The hearings on the case were resumed in February 2021, when Vilitkevich discovered that in 2017, a year before his arrest, the police secretly installed wiretapping and cameras in his rented apartment to monitor his and his wife’s daily activities. The apartment’s landlord permitted to install the surveillance and signed the acknowledgment that he had no complaints against the police. By infringing the Vilitkevichs privacy, the police collected the alleged evidence that Anatoly Vilitkevich ran a branch of Jehova’s Witnesses in Ufa. By evidence, the police consider Anatoly and his wife Alyona inviting other Jehovah’s Witnesses to their apartment, dining with them, singing religious songs, watching movies on religious topics, and discussing the spread of their faith among other people. During hearings, the prosecutor was reading out the verbatim transcript of the recorded conversations for over an hour, including the following remarks: “Anatoly and Alyona are in the common room,” “Alyona is cleaning, then the music starts playing loudly,” “Alyona laughs,” “Baby, when we sing songs, the door needs to be closed.” The transcripts were also accompanied by an explanation of what styles and colors of clothes the couple were wearing at the time of the recording.

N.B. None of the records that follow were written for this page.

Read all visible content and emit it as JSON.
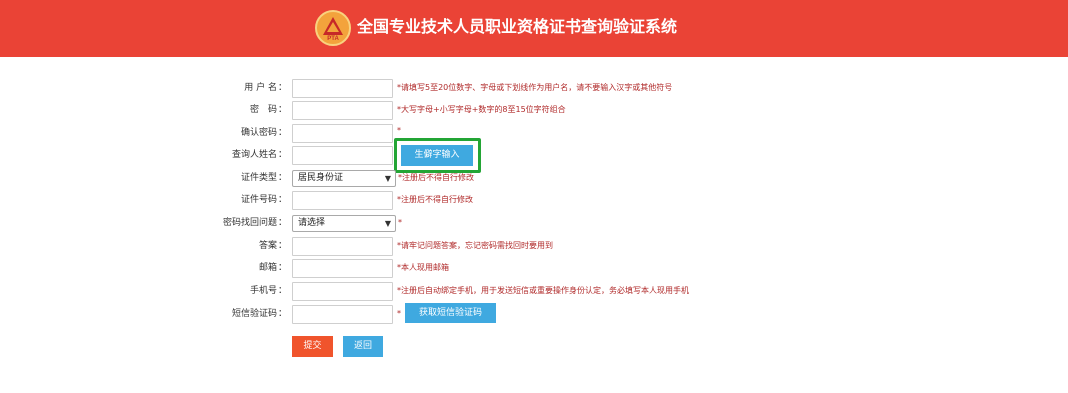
{
  "header": {
    "title": "全国专业技术人员职业资格证书查询验证系统",
    "logo_text": "PTA",
    "bg_color": "#ea4336"
  },
  "form": {
    "username": {
      "label": "用 户 名",
      "hint": "*请填写5至20位数字、字母或下划线作为用户名，请不要输入汉字或其他符号",
      "value": ""
    },
    "password": {
      "label": "密　码",
      "hint": "*大写字母+小写字母+数字的8至15位字符组合",
      "value": ""
    },
    "confirm_password": {
      "label": "确认密码",
      "hint": "*",
      "value": ""
    },
    "name": {
      "label": "查询人姓名",
      "value": "",
      "rare_char_button": "生僻字输入"
    },
    "id_type": {
      "label": "证件类型",
      "selected": "居民身份证",
      "hint": "*注册后不得自行修改"
    },
    "id_number": {
      "label": "证件号码",
      "hint": "*注册后不得自行修改",
      "value": ""
    },
    "security_question": {
      "label": "密码找回问题",
      "selected": "请选择",
      "hint": "*"
    },
    "answer": {
      "label": "答案",
      "hint": "*请牢记问题答案，忘记密码需找回时要用到",
      "value": ""
    },
    "email": {
      "label": "邮箱",
      "hint": "*本人现用邮箱",
      "value": ""
    },
    "phone": {
      "label": "手机号",
      "hint": "*注册后自动绑定手机，用于发送短信或重要操作身份认定，务必填写本人现用手机",
      "value": ""
    },
    "sms_code": {
      "label": "短信验证码",
      "hint": "*",
      "value": "",
      "get_code_button": "获取短信验证码"
    },
    "colon": "："
  },
  "actions": {
    "submit": "提交",
    "back": "返回"
  },
  "colors": {
    "accent_blue": "#3fa9e0",
    "submit_orange": "#f0542c",
    "highlight_green": "#23a535",
    "hint_red": "#b02a2a"
  }
}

Why does the Memorial Human Rights Center consider him a political prisoner?
In Memorial’s view, the charges against Vilitkevich are based solely on the fact that he is a Jehovah’s Witness. The government’s actions are discriminatory and violate international law, particularly the right to freedom of religion. Moreover, it contradicts Article 28 of the Russian Constitution, guaranteeing freedom of conscience and religion. The case of Anatoly Vilitkevich is part of an extensive campaign of persecution of Jehovah’s Witnesses that started in 2017 and took on fresh vigor in 2018. Each year, the Russian government arrests and prosecutes hundreds of Jehova’s Witnesses. Among those who have spoken out against this campaign of persecution of a whole religious group are the Delegation of the European Union to the OSCE, the Parliamentary Assembly of the Council of Europe, and Russian and foreign human rights defenders. Memorial Human Rights Center demands that charges against Anatoly Vilitkevich and other Jehovah’s Witnesses, prosecuted solely for their religious beliefs, are immediately dropped.